:: Directions ::
State, as a number alone, how many lines of the data contain the string "this".

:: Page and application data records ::

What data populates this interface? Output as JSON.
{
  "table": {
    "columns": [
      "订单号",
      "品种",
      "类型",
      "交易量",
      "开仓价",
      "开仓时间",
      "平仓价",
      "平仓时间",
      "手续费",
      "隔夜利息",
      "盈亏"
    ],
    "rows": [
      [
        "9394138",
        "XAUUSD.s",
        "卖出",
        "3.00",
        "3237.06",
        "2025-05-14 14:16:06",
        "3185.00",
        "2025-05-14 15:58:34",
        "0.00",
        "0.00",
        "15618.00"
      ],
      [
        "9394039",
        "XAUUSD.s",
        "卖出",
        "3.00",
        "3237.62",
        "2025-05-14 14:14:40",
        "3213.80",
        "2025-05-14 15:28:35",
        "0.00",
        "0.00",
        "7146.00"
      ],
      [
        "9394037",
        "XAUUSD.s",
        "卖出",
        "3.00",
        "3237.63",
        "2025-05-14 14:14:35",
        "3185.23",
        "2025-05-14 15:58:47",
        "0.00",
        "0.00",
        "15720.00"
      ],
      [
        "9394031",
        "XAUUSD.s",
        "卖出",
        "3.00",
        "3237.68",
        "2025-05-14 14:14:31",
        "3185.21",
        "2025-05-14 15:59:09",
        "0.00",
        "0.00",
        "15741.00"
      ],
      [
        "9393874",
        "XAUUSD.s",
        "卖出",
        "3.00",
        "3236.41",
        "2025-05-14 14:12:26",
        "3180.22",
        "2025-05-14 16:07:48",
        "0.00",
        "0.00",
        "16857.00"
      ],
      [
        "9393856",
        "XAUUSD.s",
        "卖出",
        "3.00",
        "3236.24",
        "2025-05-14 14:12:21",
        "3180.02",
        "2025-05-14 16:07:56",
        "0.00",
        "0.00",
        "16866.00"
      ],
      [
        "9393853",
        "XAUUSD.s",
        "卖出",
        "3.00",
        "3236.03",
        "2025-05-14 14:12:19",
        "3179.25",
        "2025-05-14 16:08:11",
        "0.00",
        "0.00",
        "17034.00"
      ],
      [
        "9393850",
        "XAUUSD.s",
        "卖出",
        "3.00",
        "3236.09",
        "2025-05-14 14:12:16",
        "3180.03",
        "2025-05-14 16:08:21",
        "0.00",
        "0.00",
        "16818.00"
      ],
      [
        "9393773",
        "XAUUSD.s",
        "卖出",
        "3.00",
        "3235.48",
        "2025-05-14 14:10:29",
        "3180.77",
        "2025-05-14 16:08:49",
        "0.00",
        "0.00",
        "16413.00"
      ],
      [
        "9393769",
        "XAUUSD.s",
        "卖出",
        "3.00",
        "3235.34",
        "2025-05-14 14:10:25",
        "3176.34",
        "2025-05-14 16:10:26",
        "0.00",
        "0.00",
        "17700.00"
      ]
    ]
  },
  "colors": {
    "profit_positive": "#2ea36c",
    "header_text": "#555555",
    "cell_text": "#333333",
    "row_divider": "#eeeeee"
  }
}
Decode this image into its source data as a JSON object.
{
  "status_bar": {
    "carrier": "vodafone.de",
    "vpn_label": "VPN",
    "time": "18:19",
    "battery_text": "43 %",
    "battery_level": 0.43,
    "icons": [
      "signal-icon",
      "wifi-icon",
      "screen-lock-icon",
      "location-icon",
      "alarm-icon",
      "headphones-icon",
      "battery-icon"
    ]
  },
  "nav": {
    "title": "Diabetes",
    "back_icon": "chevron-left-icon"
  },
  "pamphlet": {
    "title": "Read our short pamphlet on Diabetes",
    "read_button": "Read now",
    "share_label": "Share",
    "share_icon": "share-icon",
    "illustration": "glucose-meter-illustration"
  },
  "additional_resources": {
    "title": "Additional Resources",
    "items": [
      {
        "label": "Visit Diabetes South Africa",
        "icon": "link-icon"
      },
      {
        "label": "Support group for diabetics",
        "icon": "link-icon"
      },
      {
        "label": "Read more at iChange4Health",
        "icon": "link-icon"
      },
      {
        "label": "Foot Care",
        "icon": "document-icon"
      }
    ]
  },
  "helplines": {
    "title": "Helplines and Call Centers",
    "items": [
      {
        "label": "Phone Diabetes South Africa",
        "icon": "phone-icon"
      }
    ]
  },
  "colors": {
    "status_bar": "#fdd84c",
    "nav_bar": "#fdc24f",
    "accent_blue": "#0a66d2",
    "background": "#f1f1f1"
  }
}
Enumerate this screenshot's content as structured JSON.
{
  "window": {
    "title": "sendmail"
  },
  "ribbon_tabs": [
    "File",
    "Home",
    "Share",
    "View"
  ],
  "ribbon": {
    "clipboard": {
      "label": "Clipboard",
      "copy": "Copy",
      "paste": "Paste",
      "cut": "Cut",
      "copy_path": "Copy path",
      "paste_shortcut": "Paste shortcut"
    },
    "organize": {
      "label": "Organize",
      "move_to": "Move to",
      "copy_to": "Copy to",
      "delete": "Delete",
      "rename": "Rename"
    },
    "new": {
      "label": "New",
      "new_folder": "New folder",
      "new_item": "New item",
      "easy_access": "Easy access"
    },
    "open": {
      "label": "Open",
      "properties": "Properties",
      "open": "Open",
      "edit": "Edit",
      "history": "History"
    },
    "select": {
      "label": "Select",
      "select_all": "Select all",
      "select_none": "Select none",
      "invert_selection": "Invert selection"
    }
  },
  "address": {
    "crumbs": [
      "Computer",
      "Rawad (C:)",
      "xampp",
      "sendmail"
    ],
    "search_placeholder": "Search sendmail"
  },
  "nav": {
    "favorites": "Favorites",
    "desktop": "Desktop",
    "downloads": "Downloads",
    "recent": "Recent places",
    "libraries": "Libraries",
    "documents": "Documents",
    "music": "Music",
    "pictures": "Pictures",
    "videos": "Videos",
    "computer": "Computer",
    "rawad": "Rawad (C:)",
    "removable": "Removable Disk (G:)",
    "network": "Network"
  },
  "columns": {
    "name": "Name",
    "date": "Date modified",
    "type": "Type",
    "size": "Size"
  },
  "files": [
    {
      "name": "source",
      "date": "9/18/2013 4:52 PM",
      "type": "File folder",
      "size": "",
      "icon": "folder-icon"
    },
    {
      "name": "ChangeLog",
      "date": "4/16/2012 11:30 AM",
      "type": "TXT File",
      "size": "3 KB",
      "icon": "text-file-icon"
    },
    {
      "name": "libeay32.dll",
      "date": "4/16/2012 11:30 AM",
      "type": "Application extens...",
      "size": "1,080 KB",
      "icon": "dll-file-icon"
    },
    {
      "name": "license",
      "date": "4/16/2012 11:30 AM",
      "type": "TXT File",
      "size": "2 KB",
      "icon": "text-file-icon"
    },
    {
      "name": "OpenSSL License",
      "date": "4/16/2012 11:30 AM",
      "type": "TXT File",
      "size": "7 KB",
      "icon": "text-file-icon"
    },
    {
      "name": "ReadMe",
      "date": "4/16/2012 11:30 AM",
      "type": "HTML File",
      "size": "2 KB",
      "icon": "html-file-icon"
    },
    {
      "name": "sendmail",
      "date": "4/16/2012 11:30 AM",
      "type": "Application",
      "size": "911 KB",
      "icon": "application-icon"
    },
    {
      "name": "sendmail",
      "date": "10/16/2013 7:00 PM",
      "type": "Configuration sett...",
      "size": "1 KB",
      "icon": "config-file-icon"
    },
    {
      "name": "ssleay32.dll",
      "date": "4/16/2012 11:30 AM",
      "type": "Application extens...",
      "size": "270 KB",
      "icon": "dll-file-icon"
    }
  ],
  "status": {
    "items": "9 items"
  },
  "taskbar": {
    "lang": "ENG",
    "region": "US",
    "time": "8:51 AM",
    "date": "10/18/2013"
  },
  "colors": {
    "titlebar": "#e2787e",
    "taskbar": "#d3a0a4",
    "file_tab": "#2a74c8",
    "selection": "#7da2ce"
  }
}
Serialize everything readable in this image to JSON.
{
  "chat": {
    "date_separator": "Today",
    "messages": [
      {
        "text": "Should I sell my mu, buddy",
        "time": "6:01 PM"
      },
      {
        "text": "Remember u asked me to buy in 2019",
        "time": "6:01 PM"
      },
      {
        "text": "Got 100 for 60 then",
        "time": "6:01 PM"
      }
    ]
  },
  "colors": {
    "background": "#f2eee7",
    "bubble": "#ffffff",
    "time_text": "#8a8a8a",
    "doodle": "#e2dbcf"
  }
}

:: Solution ::
4